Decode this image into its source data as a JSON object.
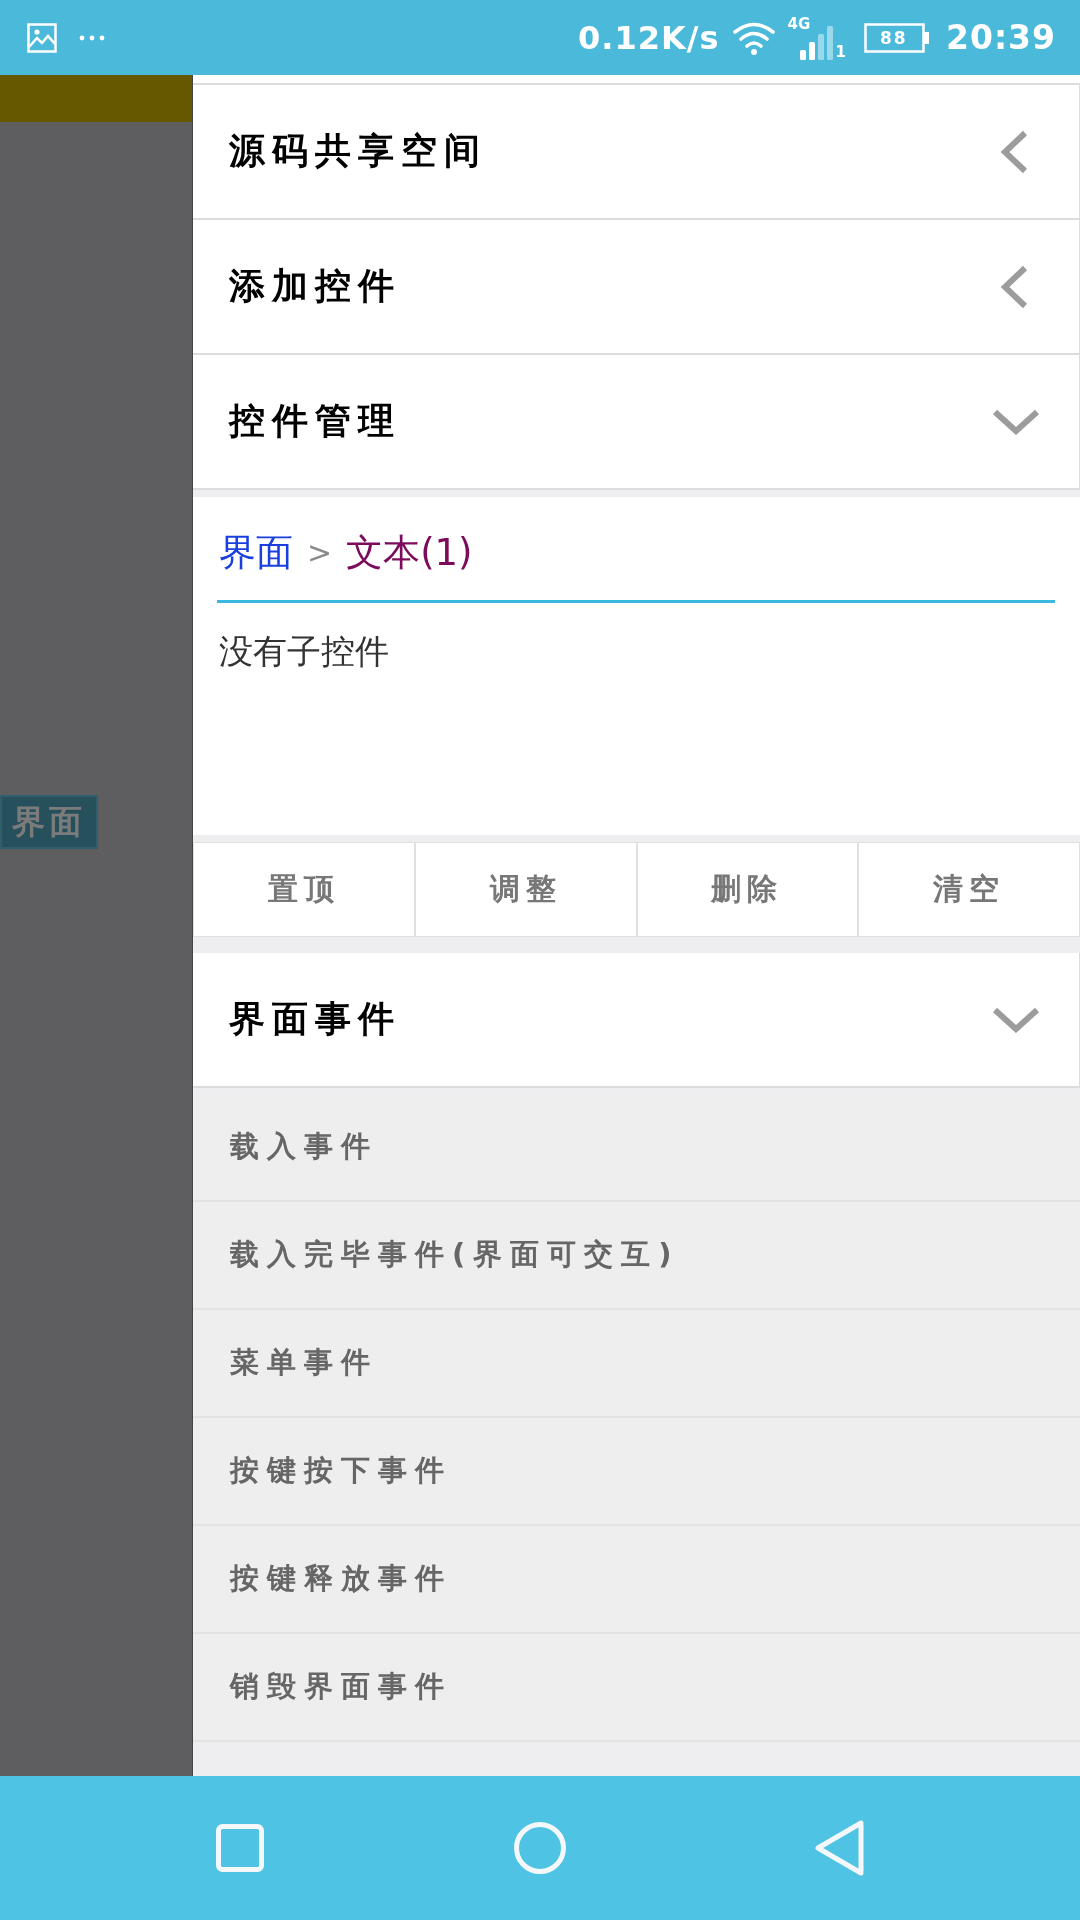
{
  "status_bar": {
    "net_speed": "0.12K/s",
    "network_type": "4G",
    "sim_slot": "1",
    "battery": "88",
    "time": "20:39"
  },
  "drawer_overlay": {
    "tag": "界面"
  },
  "sections": [
    {
      "title": "源码共享空间",
      "expanded": false
    },
    {
      "title": "添加控件",
      "expanded": false
    },
    {
      "title": "控件管理",
      "expanded": true,
      "kind": "control_tree",
      "breadcrumb": {
        "separator": ">",
        "items": [
          {
            "label": "界面",
            "selected": false
          },
          {
            "label": "文本(1)",
            "selected": true
          }
        ]
      },
      "empty_text": "没有子控件",
      "buttons": [
        "置顶",
        "调整",
        "删除",
        "清空"
      ]
    },
    {
      "title": "界面事件",
      "expanded": true,
      "kind": "event_list",
      "items": [
        "载入事件",
        "载入完毕事件(界面可交互)",
        "菜单事件",
        "按键按下事件",
        "按键释放事件",
        "销毁界面事件"
      ]
    }
  ]
}
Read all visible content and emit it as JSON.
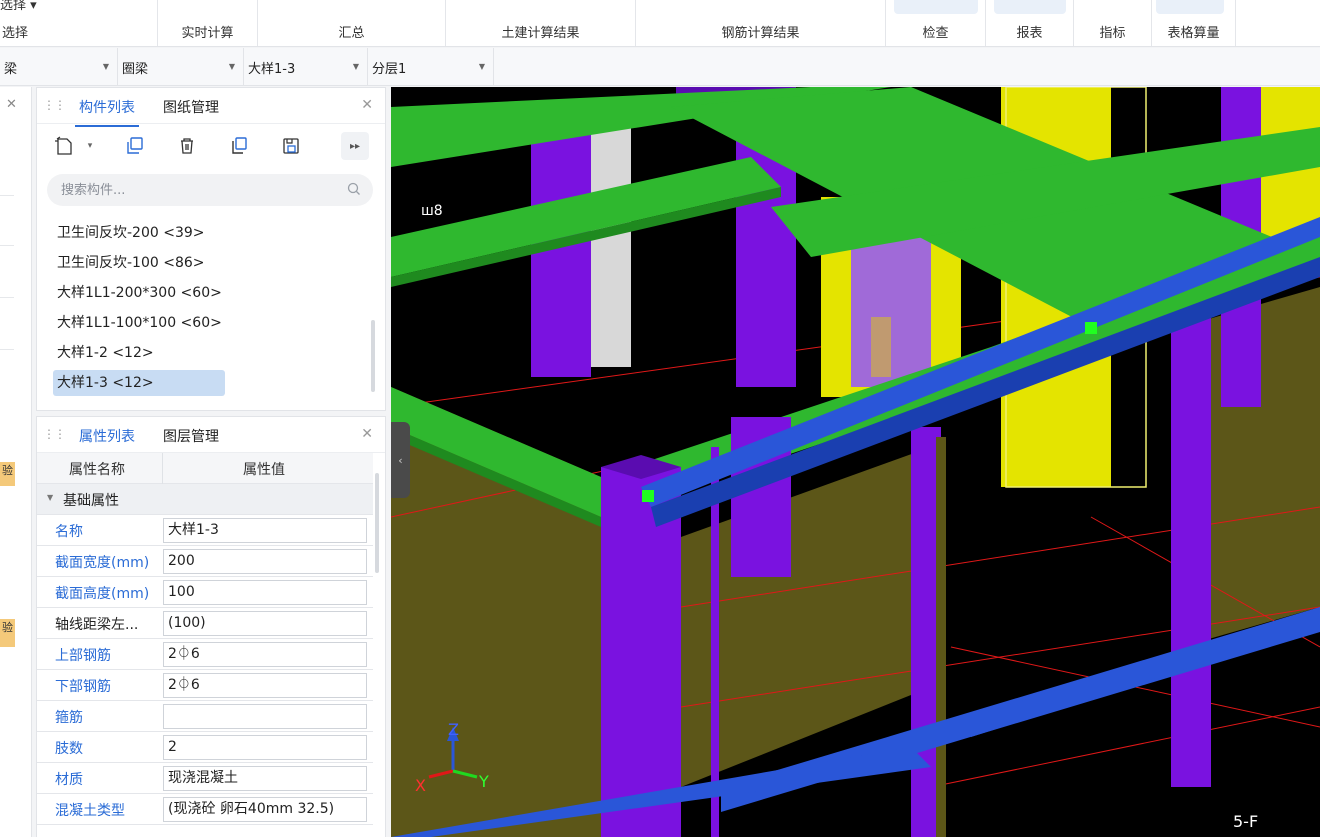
{
  "ribbon": {
    "top_fragment": "选择 ▾",
    "groups": [
      {
        "label": "选择"
      },
      {
        "label": "实时计算"
      },
      {
        "label": "汇总"
      },
      {
        "label": "土建计算结果"
      },
      {
        "label": "钢筋计算结果"
      },
      {
        "label": "检查"
      },
      {
        "label": "报表"
      },
      {
        "label": "指标"
      },
      {
        "label": "表格算量"
      }
    ]
  },
  "selectors": [
    {
      "value": "梁"
    },
    {
      "value": "圈梁"
    },
    {
      "value": "大样1-3"
    },
    {
      "value": "分层1"
    }
  ],
  "left_stub": {
    "tab1": "验",
    "tab2": "验"
  },
  "component_panel": {
    "tabs": [
      "构件列表",
      "图纸管理"
    ],
    "search_placeholder": "搜索构件...",
    "items": [
      {
        "label": "卫生间反坎-200 <39>"
      },
      {
        "label": "卫生间反坎-100 <86>"
      },
      {
        "label": "大样1L1-200*300 <60>"
      },
      {
        "label": "大样1L1-100*100 <60>"
      },
      {
        "label": "大样1-2 <12>"
      },
      {
        "label": "大样1-3 <12>"
      }
    ],
    "selected_index": 5
  },
  "property_panel": {
    "tabs": [
      "属性列表",
      "图层管理"
    ],
    "col_name": "属性名称",
    "col_value": "属性值",
    "section": "基础属性",
    "rows": [
      {
        "name": "名称",
        "value": "大样1-3",
        "blue": true
      },
      {
        "name": "截面宽度(mm)",
        "value": "200",
        "blue": true
      },
      {
        "name": "截面高度(mm)",
        "value": "100",
        "blue": true
      },
      {
        "name": "轴线距梁左...",
        "value": "(100)",
        "blue": false
      },
      {
        "name": "上部钢筋",
        "value": "2⏀6",
        "blue": true
      },
      {
        "name": "下部钢筋",
        "value": "2⏀6",
        "blue": true
      },
      {
        "name": "箍筋",
        "value": "",
        "blue": true
      },
      {
        "name": "肢数",
        "value": "2",
        "blue": true
      },
      {
        "name": "材质",
        "value": "现浇混凝土",
        "blue": true
      },
      {
        "name": "混凝土类型",
        "value": "(现浇砼 卵石40mm 32.5)",
        "blue": true
      }
    ]
  },
  "viewport": {
    "label_topleft": "ш8",
    "label_bottomright": "5-F",
    "axis_z": "Z",
    "axis_x": "X",
    "axis_y": "Y"
  },
  "colors": {
    "accent": "#2b6cd6",
    "beam_green": "#2fb82f",
    "column_purple": "#7a12e0",
    "highlight_yellow": "#e4e400",
    "rail_blue": "#2a56d8",
    "wall_olive": "#5c5618"
  }
}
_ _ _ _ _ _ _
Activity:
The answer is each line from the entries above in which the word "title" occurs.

Solution to this problem:
      "title": "源码共享空间",
      "title": "添加控件",
      "title": "控件管理",
      "title": "界面事件",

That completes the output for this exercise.